◆ **THE PROBLEM**
Copy every line of the records below that holds the word "true".

◆ **EXERCISE MATERIAL**
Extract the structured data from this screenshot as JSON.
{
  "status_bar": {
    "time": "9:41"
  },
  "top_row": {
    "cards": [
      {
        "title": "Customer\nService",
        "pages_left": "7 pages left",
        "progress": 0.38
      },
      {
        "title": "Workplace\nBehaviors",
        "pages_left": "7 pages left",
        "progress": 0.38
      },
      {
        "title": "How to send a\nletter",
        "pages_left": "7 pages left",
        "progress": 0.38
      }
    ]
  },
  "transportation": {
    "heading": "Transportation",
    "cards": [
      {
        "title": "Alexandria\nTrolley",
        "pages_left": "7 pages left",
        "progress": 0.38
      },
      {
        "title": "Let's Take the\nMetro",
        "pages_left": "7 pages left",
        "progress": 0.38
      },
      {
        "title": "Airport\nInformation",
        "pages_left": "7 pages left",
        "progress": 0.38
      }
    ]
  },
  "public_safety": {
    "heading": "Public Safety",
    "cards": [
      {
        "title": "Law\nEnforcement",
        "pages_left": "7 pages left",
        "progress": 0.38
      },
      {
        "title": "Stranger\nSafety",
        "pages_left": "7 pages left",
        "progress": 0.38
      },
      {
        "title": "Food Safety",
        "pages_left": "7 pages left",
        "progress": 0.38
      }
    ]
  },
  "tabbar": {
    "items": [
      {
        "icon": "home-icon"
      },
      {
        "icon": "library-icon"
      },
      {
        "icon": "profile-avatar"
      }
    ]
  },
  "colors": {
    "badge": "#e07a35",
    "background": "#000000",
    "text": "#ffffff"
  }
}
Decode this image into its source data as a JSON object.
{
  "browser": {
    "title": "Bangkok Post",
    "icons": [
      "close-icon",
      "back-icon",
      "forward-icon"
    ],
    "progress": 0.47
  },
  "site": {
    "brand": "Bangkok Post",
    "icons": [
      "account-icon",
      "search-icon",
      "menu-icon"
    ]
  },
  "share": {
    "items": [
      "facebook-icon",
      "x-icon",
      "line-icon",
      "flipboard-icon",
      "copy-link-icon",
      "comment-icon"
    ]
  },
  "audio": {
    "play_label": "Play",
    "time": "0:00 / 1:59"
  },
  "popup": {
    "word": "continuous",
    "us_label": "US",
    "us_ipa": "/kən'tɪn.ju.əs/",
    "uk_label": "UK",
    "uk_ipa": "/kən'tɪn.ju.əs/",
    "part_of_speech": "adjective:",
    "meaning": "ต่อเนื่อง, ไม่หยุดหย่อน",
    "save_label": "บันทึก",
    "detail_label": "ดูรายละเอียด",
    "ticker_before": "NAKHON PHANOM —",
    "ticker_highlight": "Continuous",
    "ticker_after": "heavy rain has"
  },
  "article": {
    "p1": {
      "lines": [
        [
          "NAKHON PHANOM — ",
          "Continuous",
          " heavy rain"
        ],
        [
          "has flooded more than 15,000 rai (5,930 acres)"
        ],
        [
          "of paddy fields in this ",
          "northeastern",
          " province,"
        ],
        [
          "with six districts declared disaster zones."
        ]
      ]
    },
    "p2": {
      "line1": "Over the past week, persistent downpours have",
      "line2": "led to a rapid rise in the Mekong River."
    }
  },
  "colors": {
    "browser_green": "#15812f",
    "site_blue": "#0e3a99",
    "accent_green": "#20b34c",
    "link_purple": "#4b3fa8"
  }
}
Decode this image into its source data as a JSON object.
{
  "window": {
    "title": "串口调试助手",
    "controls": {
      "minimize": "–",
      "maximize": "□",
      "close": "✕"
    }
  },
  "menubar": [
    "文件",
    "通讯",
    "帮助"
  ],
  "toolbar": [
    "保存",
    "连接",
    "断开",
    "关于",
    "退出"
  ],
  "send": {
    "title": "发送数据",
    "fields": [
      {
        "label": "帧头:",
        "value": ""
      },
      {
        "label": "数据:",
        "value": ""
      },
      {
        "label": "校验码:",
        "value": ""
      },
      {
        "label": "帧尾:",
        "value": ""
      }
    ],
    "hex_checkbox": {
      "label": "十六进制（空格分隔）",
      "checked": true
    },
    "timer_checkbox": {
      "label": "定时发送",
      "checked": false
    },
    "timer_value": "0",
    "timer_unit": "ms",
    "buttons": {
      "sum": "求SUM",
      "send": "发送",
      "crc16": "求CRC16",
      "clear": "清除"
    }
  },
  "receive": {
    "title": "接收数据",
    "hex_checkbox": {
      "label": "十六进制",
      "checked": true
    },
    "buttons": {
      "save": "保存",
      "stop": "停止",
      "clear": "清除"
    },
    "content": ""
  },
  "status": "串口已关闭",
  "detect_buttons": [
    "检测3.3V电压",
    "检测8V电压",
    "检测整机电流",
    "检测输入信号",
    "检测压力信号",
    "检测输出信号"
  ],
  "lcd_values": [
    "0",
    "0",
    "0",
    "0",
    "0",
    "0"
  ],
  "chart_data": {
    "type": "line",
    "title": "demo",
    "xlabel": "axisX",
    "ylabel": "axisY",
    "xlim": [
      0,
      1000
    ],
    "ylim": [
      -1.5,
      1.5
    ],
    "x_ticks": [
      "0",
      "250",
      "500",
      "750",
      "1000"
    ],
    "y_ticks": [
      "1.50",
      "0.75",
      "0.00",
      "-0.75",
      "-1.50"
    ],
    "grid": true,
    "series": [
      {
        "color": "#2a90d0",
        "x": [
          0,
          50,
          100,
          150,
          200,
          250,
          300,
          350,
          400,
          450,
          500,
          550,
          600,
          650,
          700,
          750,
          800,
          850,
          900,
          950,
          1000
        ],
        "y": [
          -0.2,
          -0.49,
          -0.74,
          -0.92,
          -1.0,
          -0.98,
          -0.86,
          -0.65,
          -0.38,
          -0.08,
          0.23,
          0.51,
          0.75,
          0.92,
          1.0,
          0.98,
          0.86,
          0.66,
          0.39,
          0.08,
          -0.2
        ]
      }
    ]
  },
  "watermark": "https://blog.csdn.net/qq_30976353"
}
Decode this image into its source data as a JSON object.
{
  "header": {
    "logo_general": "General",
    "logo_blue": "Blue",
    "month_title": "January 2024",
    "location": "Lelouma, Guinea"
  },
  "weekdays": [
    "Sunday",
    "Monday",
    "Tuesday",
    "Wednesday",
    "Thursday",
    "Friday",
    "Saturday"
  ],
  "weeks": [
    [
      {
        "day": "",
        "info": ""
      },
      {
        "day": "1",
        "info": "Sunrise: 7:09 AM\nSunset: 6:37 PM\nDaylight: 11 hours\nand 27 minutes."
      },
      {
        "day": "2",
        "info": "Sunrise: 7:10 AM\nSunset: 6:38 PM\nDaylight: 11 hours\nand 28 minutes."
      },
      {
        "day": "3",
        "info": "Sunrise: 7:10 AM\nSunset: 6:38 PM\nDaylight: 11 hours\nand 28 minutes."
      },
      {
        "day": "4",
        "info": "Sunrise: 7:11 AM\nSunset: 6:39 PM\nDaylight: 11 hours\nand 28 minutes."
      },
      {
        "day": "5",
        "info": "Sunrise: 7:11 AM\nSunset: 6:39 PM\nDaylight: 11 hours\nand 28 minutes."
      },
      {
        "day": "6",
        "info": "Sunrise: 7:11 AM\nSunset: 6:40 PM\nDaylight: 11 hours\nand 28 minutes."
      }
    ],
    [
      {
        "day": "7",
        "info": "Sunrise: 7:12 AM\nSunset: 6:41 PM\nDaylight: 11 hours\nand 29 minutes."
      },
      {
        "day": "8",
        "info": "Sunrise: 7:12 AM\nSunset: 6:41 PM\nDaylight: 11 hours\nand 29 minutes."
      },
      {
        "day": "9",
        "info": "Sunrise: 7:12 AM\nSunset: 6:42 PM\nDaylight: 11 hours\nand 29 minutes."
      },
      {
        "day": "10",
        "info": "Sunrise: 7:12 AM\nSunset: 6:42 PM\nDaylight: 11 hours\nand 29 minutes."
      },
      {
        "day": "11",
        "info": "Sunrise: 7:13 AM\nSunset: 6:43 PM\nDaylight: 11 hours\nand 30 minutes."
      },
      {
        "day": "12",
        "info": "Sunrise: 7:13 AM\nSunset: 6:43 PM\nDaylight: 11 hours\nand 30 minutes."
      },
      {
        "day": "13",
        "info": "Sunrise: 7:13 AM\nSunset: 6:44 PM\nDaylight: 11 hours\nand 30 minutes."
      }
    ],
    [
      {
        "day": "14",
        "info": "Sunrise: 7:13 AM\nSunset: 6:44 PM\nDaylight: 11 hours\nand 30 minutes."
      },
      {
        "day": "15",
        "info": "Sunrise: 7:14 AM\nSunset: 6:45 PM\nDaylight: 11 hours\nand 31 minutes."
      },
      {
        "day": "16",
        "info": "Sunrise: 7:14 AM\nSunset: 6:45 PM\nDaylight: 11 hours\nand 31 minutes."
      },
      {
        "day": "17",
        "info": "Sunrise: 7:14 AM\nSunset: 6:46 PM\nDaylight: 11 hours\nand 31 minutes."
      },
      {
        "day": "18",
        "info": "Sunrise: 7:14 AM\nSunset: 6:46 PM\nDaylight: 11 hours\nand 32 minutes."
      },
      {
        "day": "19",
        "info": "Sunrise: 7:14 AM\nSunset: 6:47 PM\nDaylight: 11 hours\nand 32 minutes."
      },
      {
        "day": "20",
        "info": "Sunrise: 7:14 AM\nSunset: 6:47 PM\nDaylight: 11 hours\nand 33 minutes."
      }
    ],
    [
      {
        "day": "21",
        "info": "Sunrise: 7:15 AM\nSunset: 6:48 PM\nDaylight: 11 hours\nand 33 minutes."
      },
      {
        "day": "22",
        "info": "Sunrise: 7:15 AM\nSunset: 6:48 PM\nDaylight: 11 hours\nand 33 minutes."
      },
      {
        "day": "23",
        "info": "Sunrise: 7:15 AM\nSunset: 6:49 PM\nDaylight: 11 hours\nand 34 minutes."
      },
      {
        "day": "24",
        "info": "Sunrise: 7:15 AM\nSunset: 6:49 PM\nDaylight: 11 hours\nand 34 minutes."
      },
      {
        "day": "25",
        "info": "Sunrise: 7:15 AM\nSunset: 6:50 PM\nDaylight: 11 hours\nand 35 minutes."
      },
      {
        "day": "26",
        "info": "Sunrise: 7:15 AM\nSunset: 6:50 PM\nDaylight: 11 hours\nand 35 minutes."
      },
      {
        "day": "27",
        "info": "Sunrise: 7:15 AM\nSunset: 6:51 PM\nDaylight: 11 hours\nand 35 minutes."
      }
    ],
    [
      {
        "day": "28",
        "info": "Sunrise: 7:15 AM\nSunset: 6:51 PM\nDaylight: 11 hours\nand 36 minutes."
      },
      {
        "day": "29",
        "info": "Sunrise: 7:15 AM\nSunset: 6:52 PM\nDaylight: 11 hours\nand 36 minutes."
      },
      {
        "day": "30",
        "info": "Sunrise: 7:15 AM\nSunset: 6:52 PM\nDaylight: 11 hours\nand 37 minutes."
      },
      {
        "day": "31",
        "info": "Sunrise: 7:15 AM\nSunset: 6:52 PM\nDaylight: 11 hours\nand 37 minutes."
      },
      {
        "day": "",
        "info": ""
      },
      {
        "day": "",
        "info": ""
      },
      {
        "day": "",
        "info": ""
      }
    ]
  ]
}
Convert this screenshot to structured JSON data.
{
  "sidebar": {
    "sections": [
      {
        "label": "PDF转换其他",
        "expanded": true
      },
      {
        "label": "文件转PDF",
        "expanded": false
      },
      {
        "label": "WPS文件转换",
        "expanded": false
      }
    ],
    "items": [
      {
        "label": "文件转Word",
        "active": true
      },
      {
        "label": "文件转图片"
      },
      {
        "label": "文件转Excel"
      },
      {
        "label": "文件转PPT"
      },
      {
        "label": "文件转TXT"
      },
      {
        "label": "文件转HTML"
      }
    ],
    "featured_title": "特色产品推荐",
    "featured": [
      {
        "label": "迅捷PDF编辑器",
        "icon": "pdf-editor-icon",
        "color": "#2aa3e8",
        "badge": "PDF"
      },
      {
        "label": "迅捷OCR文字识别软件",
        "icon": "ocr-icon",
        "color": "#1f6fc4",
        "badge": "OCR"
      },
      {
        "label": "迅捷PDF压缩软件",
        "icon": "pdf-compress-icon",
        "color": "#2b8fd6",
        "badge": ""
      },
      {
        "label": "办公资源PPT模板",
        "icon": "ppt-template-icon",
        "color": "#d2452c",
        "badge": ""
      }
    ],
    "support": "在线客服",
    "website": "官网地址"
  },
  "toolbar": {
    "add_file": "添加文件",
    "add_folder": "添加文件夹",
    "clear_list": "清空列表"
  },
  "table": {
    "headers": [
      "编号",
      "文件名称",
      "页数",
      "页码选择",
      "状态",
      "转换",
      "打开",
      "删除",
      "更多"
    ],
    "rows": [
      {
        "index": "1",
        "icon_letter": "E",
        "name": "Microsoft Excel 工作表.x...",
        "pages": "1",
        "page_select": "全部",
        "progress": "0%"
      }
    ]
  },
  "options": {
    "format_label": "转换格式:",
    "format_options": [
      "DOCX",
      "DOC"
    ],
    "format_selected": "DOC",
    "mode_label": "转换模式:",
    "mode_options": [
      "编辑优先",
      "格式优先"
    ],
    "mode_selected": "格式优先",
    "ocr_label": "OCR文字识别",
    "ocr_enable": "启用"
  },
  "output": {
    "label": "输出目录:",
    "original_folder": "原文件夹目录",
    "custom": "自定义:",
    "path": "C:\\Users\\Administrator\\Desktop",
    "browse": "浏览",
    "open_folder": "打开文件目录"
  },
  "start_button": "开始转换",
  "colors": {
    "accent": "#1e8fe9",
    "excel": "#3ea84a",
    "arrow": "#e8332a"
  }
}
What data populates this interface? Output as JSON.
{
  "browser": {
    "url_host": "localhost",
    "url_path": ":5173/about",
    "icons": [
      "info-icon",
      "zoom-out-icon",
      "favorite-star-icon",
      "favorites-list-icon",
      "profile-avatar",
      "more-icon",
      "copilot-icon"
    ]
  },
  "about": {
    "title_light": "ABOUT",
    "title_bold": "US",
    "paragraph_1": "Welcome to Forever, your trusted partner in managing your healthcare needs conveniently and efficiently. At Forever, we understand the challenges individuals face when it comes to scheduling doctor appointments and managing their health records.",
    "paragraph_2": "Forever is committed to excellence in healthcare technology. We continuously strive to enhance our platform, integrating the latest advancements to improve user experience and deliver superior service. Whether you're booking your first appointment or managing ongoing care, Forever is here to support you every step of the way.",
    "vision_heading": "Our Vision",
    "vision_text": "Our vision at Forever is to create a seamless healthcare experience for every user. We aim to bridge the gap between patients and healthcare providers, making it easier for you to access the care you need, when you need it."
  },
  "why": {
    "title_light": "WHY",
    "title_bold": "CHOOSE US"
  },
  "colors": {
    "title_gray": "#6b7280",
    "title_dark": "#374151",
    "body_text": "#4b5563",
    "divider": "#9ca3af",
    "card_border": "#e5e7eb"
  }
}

◆ **TASK RESULT**
      "checked": true
      "checked": true
    "grid": true,
        "expanded": true
        "active": true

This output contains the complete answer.